What makes Frontier Rough & Tumble great is…

In the frontier there were no excuses.  Often there were no police to save you, no doctor to patch you up, and no court to arbitrate your disputes if you caused trouble.  Check out the Bobcat Code we use at my club.  

Frontier Rough & Tumble is based on self-reliance.  When Ralph Waldo Emerson wrote his famous essay on the subject he chose to open it with a poem he wrote called “Power” which I’ve shared below.

My Time-Life encyclopedia of the Old West in 26 volumes. You can’t teach Frontier Rough & Tumble without knowing the historical milieu.

If you’re interested in Frontier Rough & Tumble martial arts, as far as I know there are only two instructors — Mark Hatmaker and myself.  Mark the genius behind it.  He got me hooked, and I’m studying from him.  You can too by subscribing to his RAW program.  Or, if you’re in Richmond, VA you can come train with me at Bobcat Martial Arts.

Cast the bantling on the rocks,
Suckle him with the she-wolf’s teat,
Wintered with the hawk and fox,
Power and speed be hands and feet.

[Ralph Waldo Emerson, from “May-Day and Other Pieces”, 1867]

My first Frontier Martial Arts-related book. Click here to download!

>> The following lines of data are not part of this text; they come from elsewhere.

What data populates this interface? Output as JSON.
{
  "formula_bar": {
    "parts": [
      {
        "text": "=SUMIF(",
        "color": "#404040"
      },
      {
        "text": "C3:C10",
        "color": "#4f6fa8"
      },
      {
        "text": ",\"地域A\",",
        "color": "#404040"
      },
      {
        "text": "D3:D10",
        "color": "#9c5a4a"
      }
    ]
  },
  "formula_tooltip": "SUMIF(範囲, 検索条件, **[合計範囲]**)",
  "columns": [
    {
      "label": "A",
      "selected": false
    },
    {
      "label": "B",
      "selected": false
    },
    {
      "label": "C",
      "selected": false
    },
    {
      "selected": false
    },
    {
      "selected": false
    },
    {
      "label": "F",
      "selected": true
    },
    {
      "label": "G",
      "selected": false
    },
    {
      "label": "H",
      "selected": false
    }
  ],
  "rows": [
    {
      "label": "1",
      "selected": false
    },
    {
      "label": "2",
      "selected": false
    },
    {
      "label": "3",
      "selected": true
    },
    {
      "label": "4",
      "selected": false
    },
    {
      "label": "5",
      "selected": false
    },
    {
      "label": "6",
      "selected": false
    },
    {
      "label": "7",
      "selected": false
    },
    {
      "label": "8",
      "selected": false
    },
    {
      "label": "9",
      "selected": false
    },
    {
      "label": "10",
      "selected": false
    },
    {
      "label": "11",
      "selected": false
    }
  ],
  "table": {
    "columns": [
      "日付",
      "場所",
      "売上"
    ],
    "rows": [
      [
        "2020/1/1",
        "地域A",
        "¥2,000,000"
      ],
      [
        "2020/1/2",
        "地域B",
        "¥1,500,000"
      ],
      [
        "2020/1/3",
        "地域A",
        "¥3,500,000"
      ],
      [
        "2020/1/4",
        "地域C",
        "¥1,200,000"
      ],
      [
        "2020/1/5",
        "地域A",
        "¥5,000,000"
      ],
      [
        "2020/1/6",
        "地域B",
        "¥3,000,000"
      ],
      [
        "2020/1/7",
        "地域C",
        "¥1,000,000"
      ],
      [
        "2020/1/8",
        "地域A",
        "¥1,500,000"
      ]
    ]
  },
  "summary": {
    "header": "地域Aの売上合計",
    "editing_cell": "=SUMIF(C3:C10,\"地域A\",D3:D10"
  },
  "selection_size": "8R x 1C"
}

† Yes, the Ancient Greeks used calisthenics for war (I know this because I literally wrote the book on calisthenics) as well as a form of stone hand weight to build strength.  And they used a form of boxing glove, as did the Egyptians.    People have, for millennia, mostly understood that (a) linear training works and (b) if you hit hard things with a balled fist your hand will break.  That said, the modern idea of “physical fitness” didn’t exist in the frontier period.  Back then your “workout” was putting food on the table and “boxing” was bareknuckled.  Padded gloves, calisthenics and weights (barbells, dumbbells, kettlebells, etc.) weren’t widely used until the late 1800s — at the tail end of the frontier period.



Weapon Command, Mastery and Retention in Martial Arts

If weapons are a part of your martial art your regime must incorporate command, mastery and retention exercises with realistically weighted training weapons.

Once your retention and command of the weapon are sufficient to insure safety, regular sessions with live weapons are essential.

In short, you need to be out there hacking stuff to bits, not pretending to hack stuff to bits.

Here’s a short video on command, mastery and retention for beginners. I made this for my Bobcat Martial Arts program where I teach Frontier Rough and Tumble, which includes Bowie and tomahawk, but it’s useful regardless of what weapon you use.

If you are training only with lightweight weapons and/or not actually hitting things you are doing interpretive dance, not martial arts.